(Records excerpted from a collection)
__________________________________________________

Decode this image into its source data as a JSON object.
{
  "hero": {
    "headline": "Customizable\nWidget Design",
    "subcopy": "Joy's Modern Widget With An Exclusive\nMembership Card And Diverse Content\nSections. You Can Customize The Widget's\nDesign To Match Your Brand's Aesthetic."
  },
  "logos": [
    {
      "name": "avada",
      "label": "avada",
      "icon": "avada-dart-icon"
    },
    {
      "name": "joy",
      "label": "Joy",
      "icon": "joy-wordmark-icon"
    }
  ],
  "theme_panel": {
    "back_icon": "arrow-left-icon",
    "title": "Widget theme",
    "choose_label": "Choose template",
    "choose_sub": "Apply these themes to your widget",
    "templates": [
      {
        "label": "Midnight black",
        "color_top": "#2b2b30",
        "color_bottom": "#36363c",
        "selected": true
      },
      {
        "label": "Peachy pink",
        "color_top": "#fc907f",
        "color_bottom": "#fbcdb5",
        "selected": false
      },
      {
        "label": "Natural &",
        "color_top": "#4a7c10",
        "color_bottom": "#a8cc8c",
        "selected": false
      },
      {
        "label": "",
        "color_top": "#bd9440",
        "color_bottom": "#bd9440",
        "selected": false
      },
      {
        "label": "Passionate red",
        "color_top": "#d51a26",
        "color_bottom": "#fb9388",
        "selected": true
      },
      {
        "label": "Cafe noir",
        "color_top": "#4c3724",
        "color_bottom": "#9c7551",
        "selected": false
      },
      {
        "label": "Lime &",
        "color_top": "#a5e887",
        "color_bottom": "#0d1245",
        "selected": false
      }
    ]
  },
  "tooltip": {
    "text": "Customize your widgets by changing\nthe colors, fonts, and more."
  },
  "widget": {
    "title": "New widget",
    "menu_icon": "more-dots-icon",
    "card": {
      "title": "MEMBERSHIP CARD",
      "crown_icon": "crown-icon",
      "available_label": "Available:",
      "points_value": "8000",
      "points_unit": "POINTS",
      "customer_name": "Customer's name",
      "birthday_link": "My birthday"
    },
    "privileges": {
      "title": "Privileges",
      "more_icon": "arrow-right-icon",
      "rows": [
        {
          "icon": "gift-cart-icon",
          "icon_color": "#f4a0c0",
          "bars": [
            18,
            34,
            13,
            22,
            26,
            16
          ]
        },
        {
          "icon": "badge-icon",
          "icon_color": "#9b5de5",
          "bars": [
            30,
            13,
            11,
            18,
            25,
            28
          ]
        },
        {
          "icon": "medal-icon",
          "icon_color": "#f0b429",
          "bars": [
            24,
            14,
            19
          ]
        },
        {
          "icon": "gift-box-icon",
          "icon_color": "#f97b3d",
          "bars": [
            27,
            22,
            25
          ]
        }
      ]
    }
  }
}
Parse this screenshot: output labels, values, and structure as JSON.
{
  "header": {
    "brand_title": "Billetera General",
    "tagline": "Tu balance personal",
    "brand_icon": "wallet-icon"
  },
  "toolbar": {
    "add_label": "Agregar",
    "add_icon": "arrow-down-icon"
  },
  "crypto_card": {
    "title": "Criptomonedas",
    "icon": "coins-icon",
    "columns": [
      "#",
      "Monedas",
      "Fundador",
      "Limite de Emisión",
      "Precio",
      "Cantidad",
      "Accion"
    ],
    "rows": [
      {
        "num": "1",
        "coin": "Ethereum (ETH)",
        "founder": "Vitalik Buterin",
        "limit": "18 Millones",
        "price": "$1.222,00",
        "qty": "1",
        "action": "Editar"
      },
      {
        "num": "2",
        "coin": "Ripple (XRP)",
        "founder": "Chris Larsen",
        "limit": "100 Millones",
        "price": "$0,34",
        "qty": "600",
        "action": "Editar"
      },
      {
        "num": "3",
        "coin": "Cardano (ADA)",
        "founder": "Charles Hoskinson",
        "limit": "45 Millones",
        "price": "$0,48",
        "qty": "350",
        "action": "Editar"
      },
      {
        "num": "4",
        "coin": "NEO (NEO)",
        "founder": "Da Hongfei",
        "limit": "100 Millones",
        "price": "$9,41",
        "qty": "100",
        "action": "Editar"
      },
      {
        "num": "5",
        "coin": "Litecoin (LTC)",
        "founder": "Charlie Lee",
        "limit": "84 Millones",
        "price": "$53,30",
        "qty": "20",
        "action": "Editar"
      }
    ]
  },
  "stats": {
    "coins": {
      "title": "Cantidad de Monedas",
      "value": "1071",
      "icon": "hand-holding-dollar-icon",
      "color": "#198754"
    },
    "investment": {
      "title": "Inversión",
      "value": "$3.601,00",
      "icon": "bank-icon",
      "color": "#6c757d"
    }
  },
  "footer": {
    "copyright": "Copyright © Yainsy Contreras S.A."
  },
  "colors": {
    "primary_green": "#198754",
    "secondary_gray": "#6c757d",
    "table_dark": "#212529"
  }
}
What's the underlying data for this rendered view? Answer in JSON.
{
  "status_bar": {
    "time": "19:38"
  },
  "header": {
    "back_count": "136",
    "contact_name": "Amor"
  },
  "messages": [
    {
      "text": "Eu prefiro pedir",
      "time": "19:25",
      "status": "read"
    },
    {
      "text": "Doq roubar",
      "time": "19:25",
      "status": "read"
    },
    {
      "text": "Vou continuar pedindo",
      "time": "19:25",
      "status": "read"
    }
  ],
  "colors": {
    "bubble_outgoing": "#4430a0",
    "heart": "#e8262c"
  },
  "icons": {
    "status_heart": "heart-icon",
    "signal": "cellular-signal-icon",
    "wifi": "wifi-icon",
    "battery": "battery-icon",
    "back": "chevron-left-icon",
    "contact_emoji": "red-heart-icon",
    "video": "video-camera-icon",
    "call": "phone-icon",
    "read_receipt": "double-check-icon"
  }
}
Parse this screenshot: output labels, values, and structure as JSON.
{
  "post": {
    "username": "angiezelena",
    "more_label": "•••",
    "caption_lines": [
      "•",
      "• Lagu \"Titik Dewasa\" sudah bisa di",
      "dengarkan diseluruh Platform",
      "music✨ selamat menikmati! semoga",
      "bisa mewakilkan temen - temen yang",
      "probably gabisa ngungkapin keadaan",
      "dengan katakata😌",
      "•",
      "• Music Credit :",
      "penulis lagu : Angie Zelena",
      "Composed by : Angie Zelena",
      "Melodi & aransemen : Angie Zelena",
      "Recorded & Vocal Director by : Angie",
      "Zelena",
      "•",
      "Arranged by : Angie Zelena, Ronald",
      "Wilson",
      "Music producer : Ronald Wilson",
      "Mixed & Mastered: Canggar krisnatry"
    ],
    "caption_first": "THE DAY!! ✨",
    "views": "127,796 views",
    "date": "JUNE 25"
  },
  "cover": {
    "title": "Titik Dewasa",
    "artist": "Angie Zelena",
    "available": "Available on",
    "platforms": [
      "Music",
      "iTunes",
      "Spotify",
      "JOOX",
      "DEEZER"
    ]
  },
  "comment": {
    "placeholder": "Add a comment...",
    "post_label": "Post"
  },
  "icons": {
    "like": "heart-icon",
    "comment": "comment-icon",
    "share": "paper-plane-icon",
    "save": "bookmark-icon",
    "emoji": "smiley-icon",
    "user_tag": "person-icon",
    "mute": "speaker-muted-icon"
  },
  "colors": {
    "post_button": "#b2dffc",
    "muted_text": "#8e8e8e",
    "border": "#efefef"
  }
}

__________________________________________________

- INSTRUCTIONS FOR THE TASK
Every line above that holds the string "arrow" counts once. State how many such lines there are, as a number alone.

- SOLUTION
3